The Dream Weavers’ It’s Almost Tomorrow was knocked off the number 1 spot for the second and final time by Trinidadian pianist Winifred Atwell, scoring her second and final number 1 with her cover of The Poor People of Paris. Her fast-paced piano-playing and charming personality had seen her at number 1 during Christmas 1954 with Let’s Have Another Party, scoring a number three hit in 1955 with Let’s Have a Ding Dong. and then this track, all ploughing the same furrow. Why change a winning formula though?
La goualante du pauvre Jean, as the song was called in France, translates into The Ballad of Poor John in English. Marguerite Monnot, one of Edith Piath’s top songwriters, had written the original music, with words by René Rouzaud. However, US songwriter Jack Lawrence wrote the English lyrics, and misinterpreted the French title, which is why the two differ so much. None of this really matters here though, as Atwell’s cover was instrumental.
Atwell, as usual, plays the song as if her life depends on it. It’s so frenetic, I accidentally pressed play on two separate clips at once and felt a nervous breakdown coming on. While this style of playing is considerably dated now, it still has a certain charm, and anything with a bit of life to it impresses in these early days of the chart.
The main reason it appeals to me, however, is because I immediately recognised it as having featured in 90s Channel 4 comedy show Vic Reeves Big Night Out, a show that changed my life (no exaggeration). In the show, Bob Mortimer’s character Man with the Stick sings a slowed-down version, all about his ill-fated works holiday with ‘good-laugh’ Terry.
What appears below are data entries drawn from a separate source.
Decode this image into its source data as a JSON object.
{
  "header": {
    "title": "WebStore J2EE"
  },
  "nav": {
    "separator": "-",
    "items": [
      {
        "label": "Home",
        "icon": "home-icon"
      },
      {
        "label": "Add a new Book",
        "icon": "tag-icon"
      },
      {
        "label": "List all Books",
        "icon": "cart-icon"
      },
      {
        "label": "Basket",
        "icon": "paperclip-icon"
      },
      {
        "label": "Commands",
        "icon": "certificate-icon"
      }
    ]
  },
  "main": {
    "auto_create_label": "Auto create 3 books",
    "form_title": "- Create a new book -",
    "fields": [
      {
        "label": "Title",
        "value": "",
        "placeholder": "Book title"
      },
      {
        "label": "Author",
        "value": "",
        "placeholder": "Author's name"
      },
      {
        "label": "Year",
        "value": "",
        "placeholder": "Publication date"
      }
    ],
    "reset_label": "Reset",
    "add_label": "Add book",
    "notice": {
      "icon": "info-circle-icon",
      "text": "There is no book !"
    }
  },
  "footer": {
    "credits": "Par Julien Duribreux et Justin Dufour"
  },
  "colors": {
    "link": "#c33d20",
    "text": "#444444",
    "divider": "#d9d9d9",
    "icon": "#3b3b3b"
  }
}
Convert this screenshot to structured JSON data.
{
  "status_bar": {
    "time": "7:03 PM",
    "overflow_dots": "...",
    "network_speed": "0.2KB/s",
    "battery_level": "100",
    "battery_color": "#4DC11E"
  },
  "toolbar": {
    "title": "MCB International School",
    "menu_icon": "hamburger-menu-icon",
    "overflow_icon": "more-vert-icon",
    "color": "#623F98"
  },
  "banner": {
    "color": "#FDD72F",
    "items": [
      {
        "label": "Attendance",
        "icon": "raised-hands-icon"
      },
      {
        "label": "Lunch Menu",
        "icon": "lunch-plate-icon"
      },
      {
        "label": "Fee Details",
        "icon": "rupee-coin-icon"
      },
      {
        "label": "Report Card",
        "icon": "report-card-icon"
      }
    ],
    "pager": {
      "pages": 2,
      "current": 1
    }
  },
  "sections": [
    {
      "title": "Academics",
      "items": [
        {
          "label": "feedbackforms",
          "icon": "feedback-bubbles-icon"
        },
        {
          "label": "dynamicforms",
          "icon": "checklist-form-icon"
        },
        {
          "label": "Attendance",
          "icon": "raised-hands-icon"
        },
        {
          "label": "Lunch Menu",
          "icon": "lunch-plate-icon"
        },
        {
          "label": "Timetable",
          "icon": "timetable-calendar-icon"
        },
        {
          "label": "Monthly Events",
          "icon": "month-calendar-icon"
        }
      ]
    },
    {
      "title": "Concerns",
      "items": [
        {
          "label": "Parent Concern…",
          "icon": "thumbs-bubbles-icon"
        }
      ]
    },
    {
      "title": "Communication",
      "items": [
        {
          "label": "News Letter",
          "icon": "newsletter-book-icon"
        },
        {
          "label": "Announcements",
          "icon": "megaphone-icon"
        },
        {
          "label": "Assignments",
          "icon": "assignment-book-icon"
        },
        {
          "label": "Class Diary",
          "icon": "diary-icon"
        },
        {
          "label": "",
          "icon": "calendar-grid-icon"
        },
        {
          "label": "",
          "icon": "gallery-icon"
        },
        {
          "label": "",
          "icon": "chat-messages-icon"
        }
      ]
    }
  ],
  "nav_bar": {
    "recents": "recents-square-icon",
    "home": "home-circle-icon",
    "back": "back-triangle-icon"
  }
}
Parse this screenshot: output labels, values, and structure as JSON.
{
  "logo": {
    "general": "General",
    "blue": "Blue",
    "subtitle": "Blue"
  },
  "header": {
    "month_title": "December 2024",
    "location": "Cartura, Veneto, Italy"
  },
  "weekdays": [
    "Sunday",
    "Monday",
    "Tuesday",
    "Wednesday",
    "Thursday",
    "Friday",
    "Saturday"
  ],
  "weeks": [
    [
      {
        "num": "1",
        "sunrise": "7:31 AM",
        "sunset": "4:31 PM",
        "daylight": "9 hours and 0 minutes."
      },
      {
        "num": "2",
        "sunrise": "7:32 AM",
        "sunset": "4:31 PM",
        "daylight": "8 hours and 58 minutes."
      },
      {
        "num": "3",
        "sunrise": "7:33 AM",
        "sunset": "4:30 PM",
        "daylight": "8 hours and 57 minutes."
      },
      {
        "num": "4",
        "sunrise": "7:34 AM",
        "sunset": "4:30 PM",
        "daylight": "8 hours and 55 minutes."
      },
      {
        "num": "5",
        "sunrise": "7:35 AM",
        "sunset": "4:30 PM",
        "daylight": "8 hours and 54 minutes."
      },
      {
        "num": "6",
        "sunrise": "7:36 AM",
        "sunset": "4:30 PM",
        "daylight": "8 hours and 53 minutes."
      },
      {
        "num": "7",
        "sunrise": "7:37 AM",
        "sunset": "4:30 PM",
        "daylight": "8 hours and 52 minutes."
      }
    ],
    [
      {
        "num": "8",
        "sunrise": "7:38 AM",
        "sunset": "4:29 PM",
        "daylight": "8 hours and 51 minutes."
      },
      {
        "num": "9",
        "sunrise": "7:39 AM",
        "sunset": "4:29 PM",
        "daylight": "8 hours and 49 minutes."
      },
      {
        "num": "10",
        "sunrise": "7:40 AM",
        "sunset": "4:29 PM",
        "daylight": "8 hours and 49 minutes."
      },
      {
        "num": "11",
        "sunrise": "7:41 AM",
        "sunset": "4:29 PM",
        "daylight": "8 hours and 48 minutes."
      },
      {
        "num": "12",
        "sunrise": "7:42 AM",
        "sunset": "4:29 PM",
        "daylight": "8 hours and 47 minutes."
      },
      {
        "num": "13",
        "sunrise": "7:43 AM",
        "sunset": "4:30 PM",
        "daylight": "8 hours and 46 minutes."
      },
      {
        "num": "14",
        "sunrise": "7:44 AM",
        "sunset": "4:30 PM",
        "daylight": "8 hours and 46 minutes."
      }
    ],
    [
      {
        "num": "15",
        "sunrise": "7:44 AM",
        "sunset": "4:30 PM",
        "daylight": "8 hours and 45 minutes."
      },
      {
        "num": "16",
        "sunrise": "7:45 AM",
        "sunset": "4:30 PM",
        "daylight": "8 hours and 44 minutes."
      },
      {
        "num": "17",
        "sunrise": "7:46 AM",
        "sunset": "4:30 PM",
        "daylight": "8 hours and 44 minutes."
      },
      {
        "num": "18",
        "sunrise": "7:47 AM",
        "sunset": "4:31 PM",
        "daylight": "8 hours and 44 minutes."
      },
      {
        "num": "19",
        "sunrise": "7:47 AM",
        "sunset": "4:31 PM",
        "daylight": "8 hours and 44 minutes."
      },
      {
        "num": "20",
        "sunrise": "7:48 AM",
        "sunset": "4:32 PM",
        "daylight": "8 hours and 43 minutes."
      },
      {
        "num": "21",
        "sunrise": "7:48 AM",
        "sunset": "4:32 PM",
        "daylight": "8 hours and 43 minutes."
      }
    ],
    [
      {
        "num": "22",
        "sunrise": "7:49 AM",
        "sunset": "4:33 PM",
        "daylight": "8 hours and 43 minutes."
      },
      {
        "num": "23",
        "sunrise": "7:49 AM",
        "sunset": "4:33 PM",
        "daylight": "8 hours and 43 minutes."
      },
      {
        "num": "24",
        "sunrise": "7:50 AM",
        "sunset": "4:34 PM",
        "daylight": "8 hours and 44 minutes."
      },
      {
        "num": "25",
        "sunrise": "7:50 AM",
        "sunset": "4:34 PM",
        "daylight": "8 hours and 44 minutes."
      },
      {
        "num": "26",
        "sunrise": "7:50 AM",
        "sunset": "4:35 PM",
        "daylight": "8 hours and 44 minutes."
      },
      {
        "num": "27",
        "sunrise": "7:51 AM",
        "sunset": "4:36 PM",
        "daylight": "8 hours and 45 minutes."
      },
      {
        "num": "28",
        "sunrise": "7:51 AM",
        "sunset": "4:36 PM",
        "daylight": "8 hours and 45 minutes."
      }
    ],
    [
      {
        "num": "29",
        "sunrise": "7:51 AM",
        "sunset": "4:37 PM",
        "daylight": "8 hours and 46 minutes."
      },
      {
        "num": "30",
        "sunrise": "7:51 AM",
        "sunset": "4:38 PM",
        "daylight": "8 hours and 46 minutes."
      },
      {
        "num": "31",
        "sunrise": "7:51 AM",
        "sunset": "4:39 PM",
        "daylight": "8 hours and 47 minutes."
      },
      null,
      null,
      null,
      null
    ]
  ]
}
Here it is in all its glory.
Atwell’s career continued to skyrocket. She had her own television series and performed to millions. She was loved by the Queen, who even requested she perform at a private party to keep spirits up during the Suez Crisis. Sadly, her race was an issue in the Deep South, which meant she never repeated her success in the US.
There was insight and intelligence behind Atwell’s fun-loving public persona, and at heart she was shy, eloquent and intellectual. She claimed her own life was untouched by racism, and considered herself lucky to be so loved. But after buying an apartment in Sydney and while touring the country in 1962, she spoke out about the plight of the Australian Aborigines.
Atwell suffered a stroke in 1980 and announced her retirement on TV the following year. Sadly, her house was destroyed by an electrical fire in 1983, and while staying with friends she died of a heart attack on 28 February.
It would be wrong to dismiss Atwell as a throwaway from a bygone age – her piano skills had a surprising impact on the world of progressive rock, with both Keith Emerson and Rick Wakeman citing her as an influence.
Written by: Marguerite Monnot
Producer: Hugh Mendl
Weeks at number 1: 3 (13 April – 3 May)
Tennis player Sue Barker – 19 April
Actress Koo Stark – 26 April
17 April: Chancellor of the Exchequer Harold Macmillan announced in his Budget speech the launch of Premium Bonds, to go on sale on 1 November, with £1,000 prize available in the first draw, taking place in June 1957.
20 April: Jazz maestro (and eventual presenter of Radio 4’s comedy panel game I’m Sorry I Haven’t a Clue) Humphrey Lyttelton and his band recorded Bad Penny Blues with then little-known sound engineer Joe Meek. It became the first British jazz record to get into the top 20, and the inspiration for The Beatles’ Lady Madonna in 1968.